Single-cell variations can indicate if treatment is working, or time to change course
Understanding the variability in individual cells of a tumor can be a valuable guide to the choice and course of treatment. NIBIB-funded researchers used photoacoustic imaging for rapid measurement of oxygen consumption rate of individual cells from breast tumors—information that can help guide treatment strategies, monitor results, and allow for adjustments over the course of treatment.
Treating solid tumors is challenging because as they grow, each cell in the tumor takes on different genetic and metabolic characteristics, which can make them more or less susceptible to particular treatments. This makes killing every cancer cell in a tumor extremely difficult.
“Getting as much information as possible about a tumor to allow for effective treatment is an ongoing goal of cancer researchers,” explains Behrouz Shabestari, Ph.D., director of the Program in Optical Imaging at the National Institute of Biomedical Imaging and Bioengineering, which funded the study. “The photoacoustic technique developed by these researchers was previously used to non-invasively look into human tissues for abnormalities such as tumors. Now they have advanced the technology to detect differences in each cell in the tumor, which moves us closer to developing personalized therapies based on the specific metabolic characteristics of each person’s tumor cells.”
Dr. Shabestari is speaking of the senior investigator of the study, Lihong Wang, Ph.D., Bren Professor of Medical and Electrical Engineering, and his colleagues at the California Institute of Technology. The technique is photoacoustic imaging, in which harmless pulses of laser light hit the target, creating vibrations that return as a detailed image of the target in the form of sound, similar to ultrasound images.
In this case, Dr. Wang and his group have modified their technique to determine how much oxygen is being used by each cell of a tumor that has been individually isolated in a tiny well on a laboratory plate. Each cancer cell is sitting in its own well surrounded by blood filled with oxygen-carrying hemoglobin. Each cell is using up different amounts of the oxygen in the well at a different rate, which reveals differences in the metabolism of each cell.
To measure oxygen levels with lasers and sound, the researchers modified their technique to develop single cell metabolic photoacoustic microscopy (SCM-PAM). When the laser hits each well, it causes the hemoglobin in the well to vibrate. The technique works because hemoglobin that is bound to oxygen vibrates differently from hemoglobin without oxygen.
The varying vibrations that come from each well ultimately create different colors that provide a measurement of how much oxygen has been used up by each individual cancer cell. The less oxygen left in the well of a cell, the higher the metabolic rate of that cell.
Another important aspect of this new technology is the speed at which it can measure the metabolic rate of a batch of cells isolated from a tumor. Using SCM-PAM, Wang and his team were able to measure the rate of oxygen consumption of 3,000 cancer cells in just 15 minutes, which is about one hundred times faster than a method that uses individual oxygen sensors in each well that is extremely difficult and expensive to build and operate.
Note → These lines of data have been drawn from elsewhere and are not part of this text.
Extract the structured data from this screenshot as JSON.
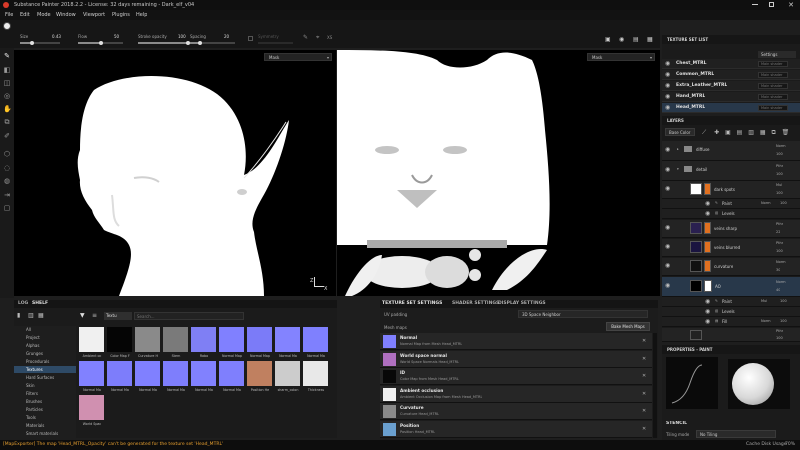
{
  "window": {
    "title": "Substance Painter 2018.2.2 - License: 32 days remaining - Dark_elf_v04"
  },
  "menu": [
    "File",
    "Edit",
    "Mode",
    "Window",
    "Viewport",
    "Plugins",
    "Help"
  ],
  "toolbar": {
    "size_label": "Size",
    "size_value": "0.43",
    "flow_label": "Flow",
    "flow_value": "50",
    "stroke_label": "Stroke opacity",
    "stroke_value": "100",
    "spacing_label": "Spacing",
    "spacing_value": "20",
    "symmetry_label": "Symmetry"
  },
  "viewport": {
    "left_mode": "Mask",
    "right_mode": "Mask",
    "axis_z": "Z",
    "axis_x": "X"
  },
  "texture_set_list": {
    "header": "TEXTURE SET LIST",
    "settings_label": "Settings",
    "items": [
      {
        "name": "Chest_MTRL",
        "shader": "Main shader"
      },
      {
        "name": "Common_MTRL",
        "shader": "Main shader"
      },
      {
        "name": "Extra_Leather_MTRL",
        "shader": "Main shader"
      },
      {
        "name": "Hand_MTRL",
        "shader": "Main shader"
      },
      {
        "name": "Head_MTRL",
        "shader": "Main shader"
      }
    ]
  },
  "layers": {
    "header": "LAYERS",
    "channel": "Base Color",
    "items": [
      {
        "name": "diffuse",
        "blend": "Norm",
        "opacity": "100",
        "kind": "folder"
      },
      {
        "name": "detail",
        "blend": "Pthr",
        "opacity": "100",
        "kind": "folder"
      },
      {
        "name": "dark spots",
        "blend": "Mul",
        "opacity": "100",
        "kind": "fill"
      },
      {
        "name": "Paint",
        "blend": "Norm",
        "opacity": "100",
        "kind": "effect"
      },
      {
        "name": "Levels",
        "blend": "",
        "opacity": "",
        "kind": "effect"
      },
      {
        "name": "veins sharp",
        "blend": "Pthr",
        "opacity": "22",
        "kind": "veins"
      },
      {
        "name": "veins blurred",
        "blend": "Pthr",
        "opacity": "100",
        "kind": "veins"
      },
      {
        "name": "curvature",
        "blend": "Norm",
        "opacity": "30",
        "kind": "fill"
      },
      {
        "name": "AO",
        "blend": "Norm",
        "opacity": "40",
        "kind": "ao"
      },
      {
        "name": "Paint",
        "blend": "Mul",
        "opacity": "100",
        "kind": "effect"
      },
      {
        "name": "Levels",
        "blend": "",
        "opacity": "",
        "kind": "effect"
      },
      {
        "name": "Fill",
        "blend": "Norm",
        "opacity": "100",
        "kind": "effect"
      },
      {
        "name": "",
        "blend": "Pthr",
        "opacity": "100",
        "kind": "fill"
      }
    ]
  },
  "properties": {
    "header": "PROPERTIES - PAINT",
    "stencil_header": "STENCIL",
    "tiling_label": "Tiling mode",
    "tiling_value": "No Tiling"
  },
  "shelf": {
    "tabs": [
      "LOG",
      "SHELF"
    ],
    "search_placeholder": "Search...",
    "filter_tag": "Textu",
    "categories": [
      "All",
      "Project",
      "Alphas",
      "Grunges",
      "Procedurals",
      "Textures",
      "Hard Surfaces",
      "Skin",
      "Filters",
      "Brushes",
      "Particles",
      "Tools",
      "Materials",
      "Smart materials"
    ],
    "selected_category": "Textures",
    "resources": [
      {
        "label": "Ambient oc",
        "color": "#f0f0f0"
      },
      {
        "label": "Color Map F",
        "color": "#050505"
      },
      {
        "label": "Curvature H",
        "color": "#8a8a8a"
      },
      {
        "label": "Stern",
        "color": "#7a7a7a"
      },
      {
        "label": "Rabo",
        "color": "#7f7ff4"
      },
      {
        "label": "Normal Map",
        "color": "#8080ff"
      },
      {
        "label": "Normal Map",
        "color": "#7b7bf8"
      },
      {
        "label": "Normal Ma",
        "color": "#8383ff"
      },
      {
        "label": "Normal Ma",
        "color": "#7f80fe"
      },
      {
        "label": "Normal Ma",
        "color": "#8181ff"
      },
      {
        "label": "Normal Ma",
        "color": "#7d7dfb"
      },
      {
        "label": "Normal Ma",
        "color": "#8080ff"
      },
      {
        "label": "Normal Ma",
        "color": "#7e7efc"
      },
      {
        "label": "Normal Ma",
        "color": "#8181fe"
      },
      {
        "label": "Normal Ma",
        "color": "#7f7ffd"
      },
      {
        "label": "Position He",
        "color": "#c08060"
      },
      {
        "label": "sharm_colon",
        "color": "#cccccc"
      },
      {
        "label": "Thickness",
        "color": "#e8e8e8"
      },
      {
        "label": "World Spac",
        "color": "#d090b0"
      }
    ]
  },
  "bake": {
    "tabs": [
      "TEXTURE SET SETTINGS",
      "SHADER SETTINGS",
      "DISPLAY SETTINGS"
    ],
    "uv_padding_label": "UV padding",
    "uv_padding_value": "3D Space Neighbor",
    "mesh_maps_label": "Mesh maps",
    "bake_button": "Bake Mesh Maps",
    "maps": [
      {
        "title": "Normal",
        "sub": "Normal Map from Mesh Head_MTRL",
        "color": "#8080ff"
      },
      {
        "title": "World space normal",
        "sub": "World Space Normals Head_MTRL",
        "color": "#b070c0"
      },
      {
        "title": "ID",
        "sub": "Color Map from Mesh Head_MTRL",
        "color": "#080808"
      },
      {
        "title": "Ambient occlusion",
        "sub": "Ambient Occlusion Map from Mesh Head_MTRL",
        "color": "#f0f0f0"
      },
      {
        "title": "Curvature",
        "sub": "Curvature Head_MTRL",
        "color": "#8a8a8a"
      },
      {
        "title": "Position",
        "sub": "Position Head_MTRL",
        "color": "#6aa0d0"
      }
    ]
  },
  "status": {
    "message": "[MapExporter] The map 'Head_MTRL_Opacity' can't be generated for the texture set 'Head_MTRL'",
    "cache": "Cache Disk Usage",
    "cache_value": "70%"
  }
}
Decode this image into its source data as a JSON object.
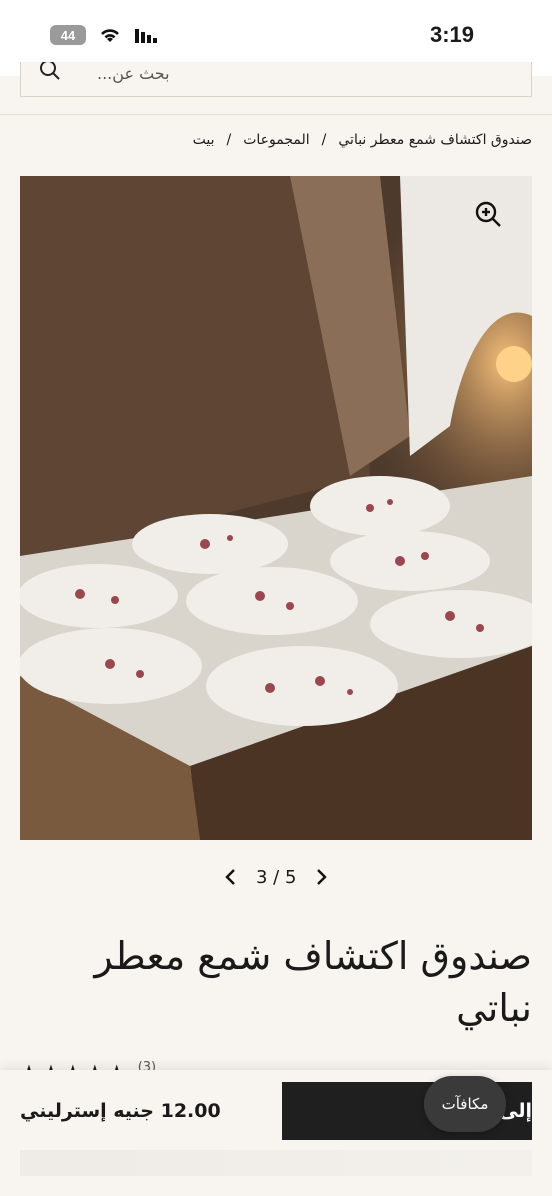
{
  "status_bar": {
    "time": "3:19",
    "battery": "44"
  },
  "search": {
    "placeholder": "بحث عن..."
  },
  "breadcrumb": {
    "home": "بيت",
    "sep1": "/",
    "collections": "المجموعات",
    "sep2": "/",
    "current": "صندوق اكتشاف شمع معطر نباتي"
  },
  "gallery": {
    "counter": "3 / 5"
  },
  "product": {
    "title_line1": "صندوق اكتشاف شمع معطر",
    "title_line2": "نباتي",
    "rating_count": "(3)"
  },
  "purchase": {
    "price": "12.00 جنيه إسترليني",
    "add_to_cart": "إلى السلة",
    "rewards": "مكافآت"
  },
  "icons": [
    "search-icon",
    "zoom-icon",
    "chevron-left-icon",
    "chevron-right-icon",
    "wifi-icon",
    "signal-icon",
    "star-icon"
  ]
}
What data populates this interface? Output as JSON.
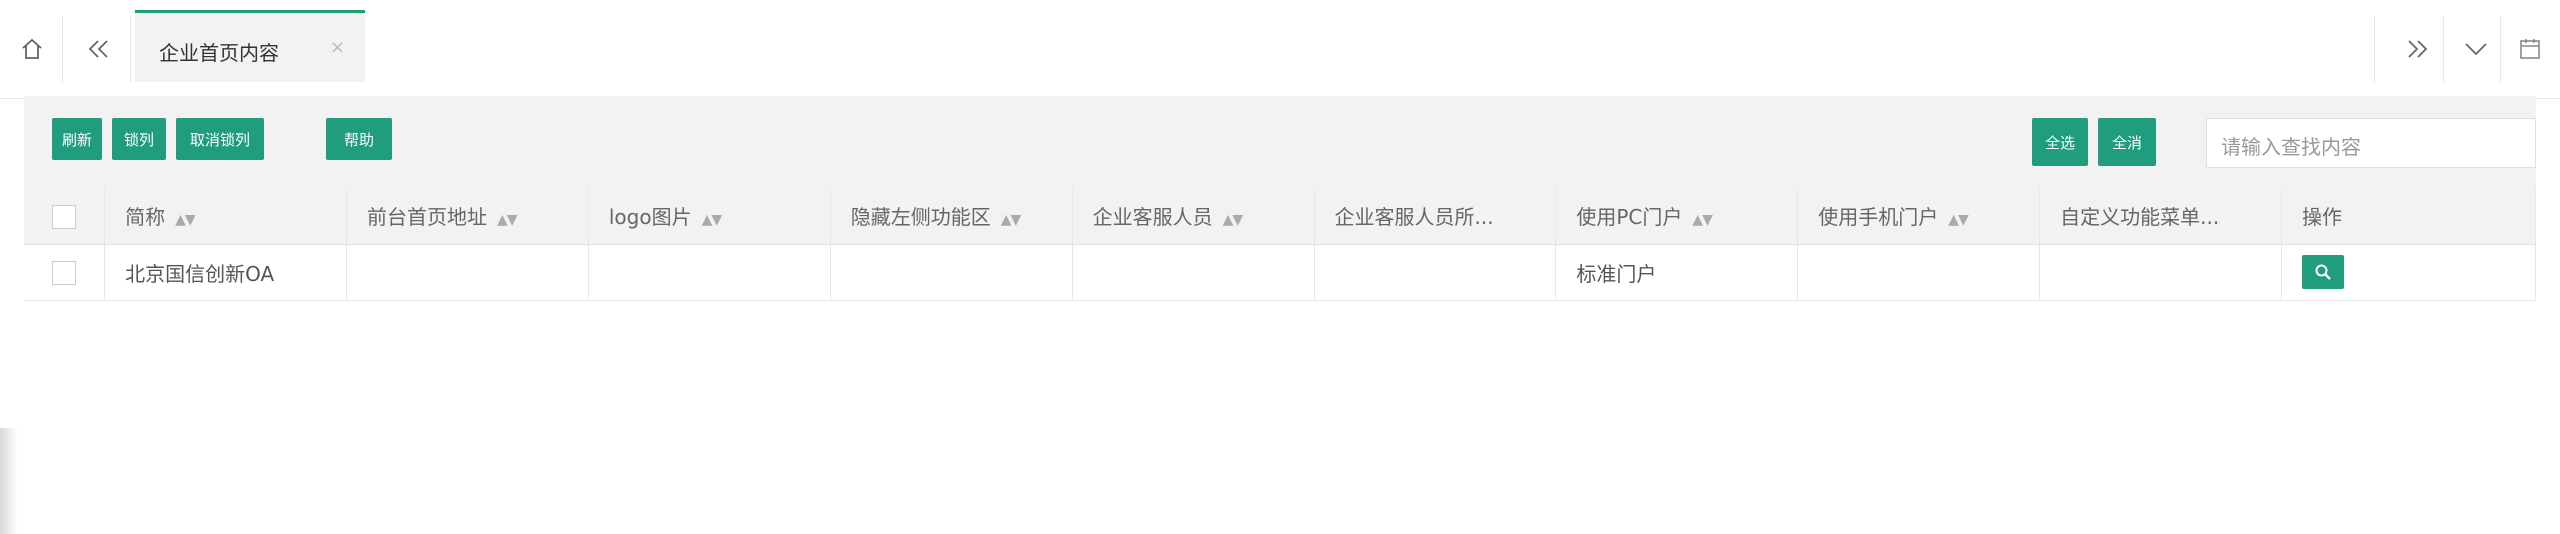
{
  "tabs": [
    {
      "label": "企业首页内容",
      "close_icon": "×"
    }
  ],
  "toolbar": {
    "buttons": [
      "刷新",
      "锁列",
      "取消锁列",
      "帮助"
    ],
    "select_all": "全选",
    "clear_all": "全消",
    "search_placeholder": "请输入查找内容"
  },
  "table": {
    "columns": [
      "简称",
      "前台首页地址",
      "logo图片",
      "隐藏左侧功能区",
      "企业客服人员",
      "企业客服人员所...",
      "使用PC门户",
      "使用手机门户",
      "自定义功能菜单...",
      "操作"
    ],
    "rows": [
      {
        "cells": [
          "北京国信创新OA",
          "",
          "",
          "",
          "",
          "",
          "标准门户",
          "",
          ""
        ]
      }
    ]
  },
  "colors": {
    "accent": "#1f9d7c",
    "header_bg": "#f2f2f2"
  }
}
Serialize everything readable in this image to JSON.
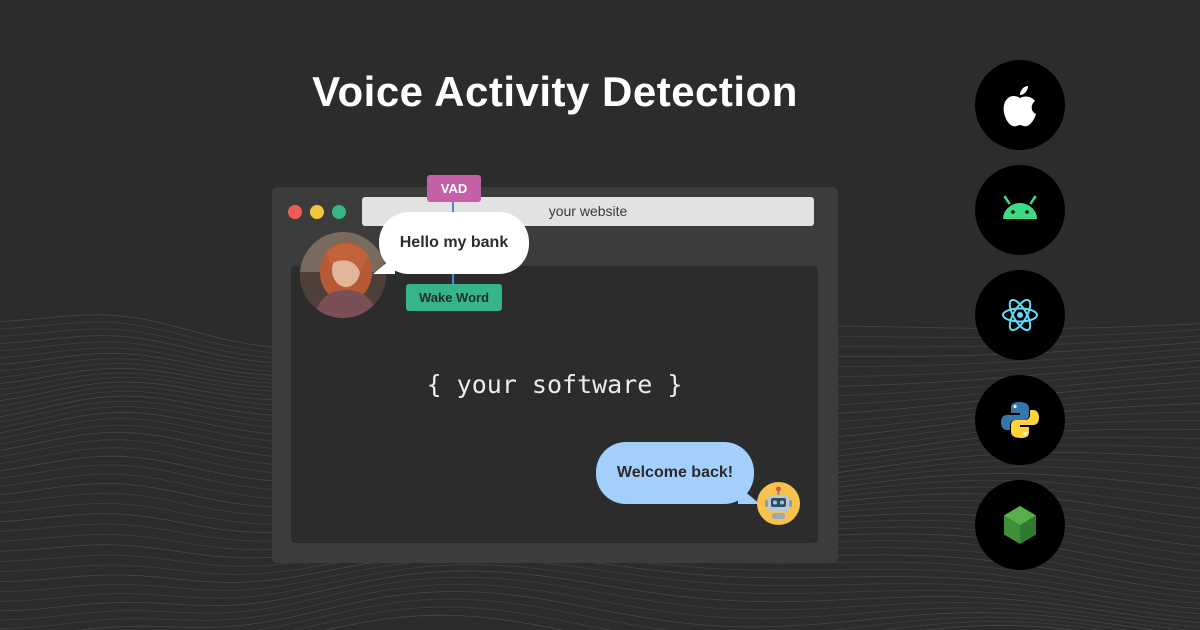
{
  "title": "Voice Activity Detection",
  "browser": {
    "address_bar": "your website",
    "app_label": "{ your software }"
  },
  "tags": {
    "vad": "VAD",
    "wake_word": "Wake Word"
  },
  "conversation": {
    "user_message": "Hello my bank",
    "bot_message": "Welcome back!"
  },
  "platforms": [
    "apple-icon",
    "android-icon",
    "react-icon",
    "python-icon",
    "nodejs-icon"
  ],
  "colors": {
    "background": "#2c2c2c",
    "vad_tag": "#c460a8",
    "wake_word_tag": "#37b58a",
    "bot_bubble": "#a3cffc",
    "user_bubble": "#ffffff",
    "connector": "#4a86d8"
  }
}
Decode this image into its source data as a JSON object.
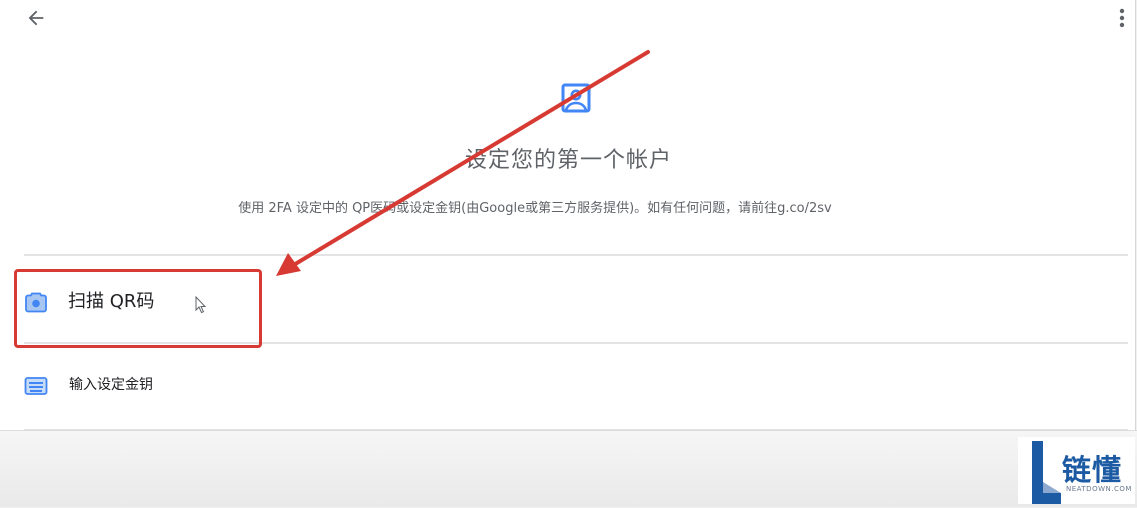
{
  "header": {
    "back_icon": "arrow-left-icon",
    "more_icon": "more-vert-icon"
  },
  "main": {
    "icon": "account-box-icon",
    "title": "设定您的第一个帐户",
    "description": "使用 2FA 设定中的 QP医码或设定金钥(由Google或第三方服务提供)。如有任何问题，请前往g.co/2sv"
  },
  "options": [
    {
      "label": "扫描 QR码",
      "icon": "camera-icon"
    },
    {
      "label": "输入设定金钥",
      "icon": "keyboard-icon"
    }
  ],
  "watermark": {
    "brand": "链懂",
    "domain": "NEATDOWN.COM"
  },
  "colors": {
    "accent": "#4285f4",
    "highlight": "#d63a33",
    "text_primary": "#202124",
    "text_secondary": "#5f6368"
  }
}
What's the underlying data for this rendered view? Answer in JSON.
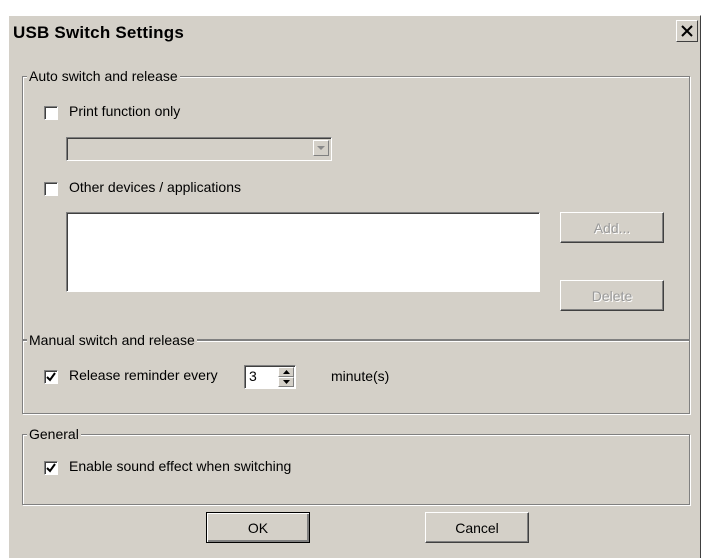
{
  "window": {
    "title": "USB Switch Settings"
  },
  "auto": {
    "legend": "Auto switch and release",
    "print_only": {
      "label": "Print function only",
      "checked": false
    },
    "printer_select": {
      "value": ""
    },
    "other_devices": {
      "label": "Other devices / applications",
      "checked": false
    },
    "list_items": [],
    "add_label": "Add...",
    "delete_label": "Delete"
  },
  "manual": {
    "legend": "Manual switch and release",
    "reminder": {
      "label": "Release reminder every",
      "checked": true,
      "value": "3",
      "unit": "minute(s)"
    }
  },
  "general": {
    "legend": "General",
    "sound": {
      "label": "Enable sound effect when switching",
      "checked": true
    }
  },
  "buttons": {
    "ok": "OK",
    "cancel": "Cancel"
  },
  "icons": {
    "close": "close-icon",
    "dropdown": "chevron-down-icon",
    "check": "checkmark-icon",
    "spin": "spin-arrows-icon"
  }
}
The technique was tested on a cancer cell line and on breast cancer cells obtained by biopsies from patients. In both cases the cancer cells had higher oxygen consumption than normal cells, which correlates with the faster growth of the cancer cells. The test also identified individual rates of oxygen consumption for each cell.
“This new technique allows us to evaluate an important aspect of cancer cells, which is how much the metabolic rate is increased compared to normal cells from the same patient,” explained Wang. “We also observed a wide range of different metabolic activity in the population of cancer cells from the same tumor.”
The researchers expect this new tool to be extremely valuable for cancer research as well as in the clinical setting. “One good example of the value of the technique is that we can look at the metabolic rate of the cancer cells from a patient before and after treatment,” says Wang. “If the rate is reduced it is a good indicator that the therapy that was chosen is working. If not, it gives and opportunity to switch to a different therapy much more rapidly than is possible by current means, which can be as long as several months to determine whether a tumor is shrinking.”
The study was reported in the April edition of Nature Biomedical Engineering.1 The work was supported by an NIH Director’s Pioneer Award DP1 EB016986 through the National Institute of Biomedical Imaging and Bioengineering, an NIH Director’s Transformative Research Award R01 CA186567 through the National Cancer Institute, and a grant from the National Science Foundation.